START Data shown

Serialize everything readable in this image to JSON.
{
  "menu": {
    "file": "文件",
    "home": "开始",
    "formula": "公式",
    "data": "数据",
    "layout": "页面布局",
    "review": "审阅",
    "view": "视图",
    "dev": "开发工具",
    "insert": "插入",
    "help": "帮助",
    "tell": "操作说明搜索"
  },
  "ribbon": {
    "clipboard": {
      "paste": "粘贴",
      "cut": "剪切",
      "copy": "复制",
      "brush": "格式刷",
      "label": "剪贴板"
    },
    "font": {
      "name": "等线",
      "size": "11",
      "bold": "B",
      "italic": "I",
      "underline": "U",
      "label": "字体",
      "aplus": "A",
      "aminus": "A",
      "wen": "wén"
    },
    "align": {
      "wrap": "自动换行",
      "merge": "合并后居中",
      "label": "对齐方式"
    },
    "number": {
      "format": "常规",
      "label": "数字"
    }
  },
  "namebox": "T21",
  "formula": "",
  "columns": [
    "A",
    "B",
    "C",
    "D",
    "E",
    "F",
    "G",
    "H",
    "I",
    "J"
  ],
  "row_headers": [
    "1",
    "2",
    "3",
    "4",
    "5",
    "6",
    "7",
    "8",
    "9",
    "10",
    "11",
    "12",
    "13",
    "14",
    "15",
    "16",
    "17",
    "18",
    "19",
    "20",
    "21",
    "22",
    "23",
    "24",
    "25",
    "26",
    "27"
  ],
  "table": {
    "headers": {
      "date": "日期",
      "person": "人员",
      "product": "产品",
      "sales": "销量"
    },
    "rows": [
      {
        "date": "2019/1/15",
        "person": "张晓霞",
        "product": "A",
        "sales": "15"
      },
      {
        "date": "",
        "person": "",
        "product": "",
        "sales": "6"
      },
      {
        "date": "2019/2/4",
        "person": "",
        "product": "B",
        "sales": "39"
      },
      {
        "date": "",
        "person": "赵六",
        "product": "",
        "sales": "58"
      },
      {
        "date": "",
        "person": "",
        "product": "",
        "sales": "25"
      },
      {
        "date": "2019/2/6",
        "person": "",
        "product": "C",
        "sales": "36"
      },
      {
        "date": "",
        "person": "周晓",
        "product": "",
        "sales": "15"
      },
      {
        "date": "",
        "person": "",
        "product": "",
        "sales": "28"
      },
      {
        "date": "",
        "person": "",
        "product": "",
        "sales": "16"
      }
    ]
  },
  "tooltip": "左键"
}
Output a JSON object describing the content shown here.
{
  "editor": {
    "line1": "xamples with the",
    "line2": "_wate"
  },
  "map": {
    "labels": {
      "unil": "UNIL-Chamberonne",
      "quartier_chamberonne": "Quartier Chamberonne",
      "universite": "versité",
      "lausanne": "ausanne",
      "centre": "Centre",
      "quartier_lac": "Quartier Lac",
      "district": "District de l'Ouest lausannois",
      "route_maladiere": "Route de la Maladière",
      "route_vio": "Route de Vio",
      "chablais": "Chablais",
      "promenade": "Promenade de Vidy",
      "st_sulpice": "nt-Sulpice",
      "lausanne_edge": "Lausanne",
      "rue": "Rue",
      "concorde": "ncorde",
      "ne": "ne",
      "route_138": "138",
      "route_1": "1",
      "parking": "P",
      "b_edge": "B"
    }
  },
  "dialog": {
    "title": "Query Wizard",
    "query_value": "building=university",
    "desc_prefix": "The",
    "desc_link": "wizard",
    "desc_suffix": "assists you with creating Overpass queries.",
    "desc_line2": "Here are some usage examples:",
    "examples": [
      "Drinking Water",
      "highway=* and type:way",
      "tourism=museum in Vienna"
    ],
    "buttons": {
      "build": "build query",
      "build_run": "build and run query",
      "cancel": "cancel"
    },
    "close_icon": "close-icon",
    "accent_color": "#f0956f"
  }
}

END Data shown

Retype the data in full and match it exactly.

## Written response
Serialize everything readable in this image to JSON.
{
  "menu": {
    "file": "文件",
    "home": "开始",
    "formula": "公式",
    "data": "数据",
    "layout": "页面布局",
    "review": "审阅",
    "view": "视图",
    "dev": "开发工具",
    "insert": "插入",
    "help": "帮助",
    "tell": "操作说明搜索"
  },
  "ribbon": {
    "clipboard": {
      "paste": "粘贴",
      "cut": "剪切",
      "copy": "复制",
      "brush": "格式刷",
      "label": "剪贴板"
    },
    "font": {
      "name": "等线",
      "size": "11",
      "bold": "B",
      "italic": "I",
      "underline": "U",
      "label": "字体",
      "aplus": "A",
      "aminus": "A",
      "wen": "wén"
    },
    "align": {
      "wrap": "自动换行",
      "merge": "合并后居中",
      "label": "对齐方式"
    },
    "number": {
      "format": "常规",
      "label": "数字"
    }
  },
  "namebox": "T21",
  "formula": "",
  "columns": [
    "A",
    "B",
    "C",
    "D",
    "E",
    "F",
    "G",
    "H",
    "I",
    "J"
  ],
  "row_headers": [
    "1",
    "2",
    "3",
    "4",
    "5",
    "6",
    "7",
    "8",
    "9",
    "10",
    "11",
    "12",
    "13",
    "14",
    "15",
    "16",
    "17",
    "18",
    "19",
    "20",
    "21",
    "22",
    "23",
    "24",
    "25",
    "26",
    "27"
  ],
  "table": {
    "headers": {
      "date": "日期",
      "person": "人员",
      "product": "产品",
      "sales": "销量"
    },
    "rows": [
      {
        "date": "2019/1/15",
        "person": "张晓霞",
        "product": "A",
        "sales": "15"
      },
      {
        "date": "",
        "person": "",
        "product": "",
        "sales": "6"
      },
      {
        "date": "2019/2/4",
        "person": "",
        "product": "B",
        "sales": "39"
      },
      {
        "date": "",
        "person": "赵六",
        "product": "",
        "sales": "58"
      },
      {
        "date": "",
        "person": "",
        "product": "",
        "sales": "25"
      },
      {
        "date": "2019/2/6",
        "person": "",
        "product": "C",
        "sales": "36"
      },
      {
        "date": "",
        "person": "周晓",
        "product": "",
        "sales": "15"
      },
      {
        "date": "",
        "person": "",
        "product": "",
        "sales": "28"
      },
      {
        "date": "",
        "person": "",
        "product": "",
        "sales": "16"
      }
    ]
  },
  "tooltip": "左键"
}
Output a JSON object describing the content shown here.
{
  "editor": {
    "line1": "xamples with the",
    "line2": "_wate"
  },
  "map": {
    "labels": {
      "unil": "UNIL-Chamberonne",
      "quartier_chamberonne": "Quartier Chamberonne",
      "universite": "versité",
      "lausanne": "ausanne",
      "centre": "Centre",
      "quartier_lac": "Quartier Lac",
      "district": "District de l'Ouest lausannois",
      "route_maladiere": "Route de la Maladière",
      "route_vio": "Route de Vio",
      "chablais": "Chablais",
      "promenade": "Promenade de Vidy",
      "st_sulpice": "nt-Sulpice",
      "lausanne_edge": "Lausanne",
      "rue": "Rue",
      "concorde": "ncorde",
      "ne": "ne",
      "route_138": "138",
      "route_1": "1",
      "parking": "P",
      "b_edge": "B"
    }
  },
  "dialog": {
    "title": "Query Wizard",
    "query_value": "building=university",
    "desc_prefix": "The",
    "desc_link": "wizard",
    "desc_suffix": "assists you with creating Overpass queries.",
    "desc_line2": "Here are some usage examples:",
    "examples": [
      "Drinking Water",
      "highway=* and type:way",
      "tourism=museum in Vienna"
    ],
    "buttons": {
      "build": "build query",
      "build_run": "build and run query",
      "cancel": "cancel"
    },
    "close_icon": "close-icon",
    "accent_color": "#f0956f"
  }
}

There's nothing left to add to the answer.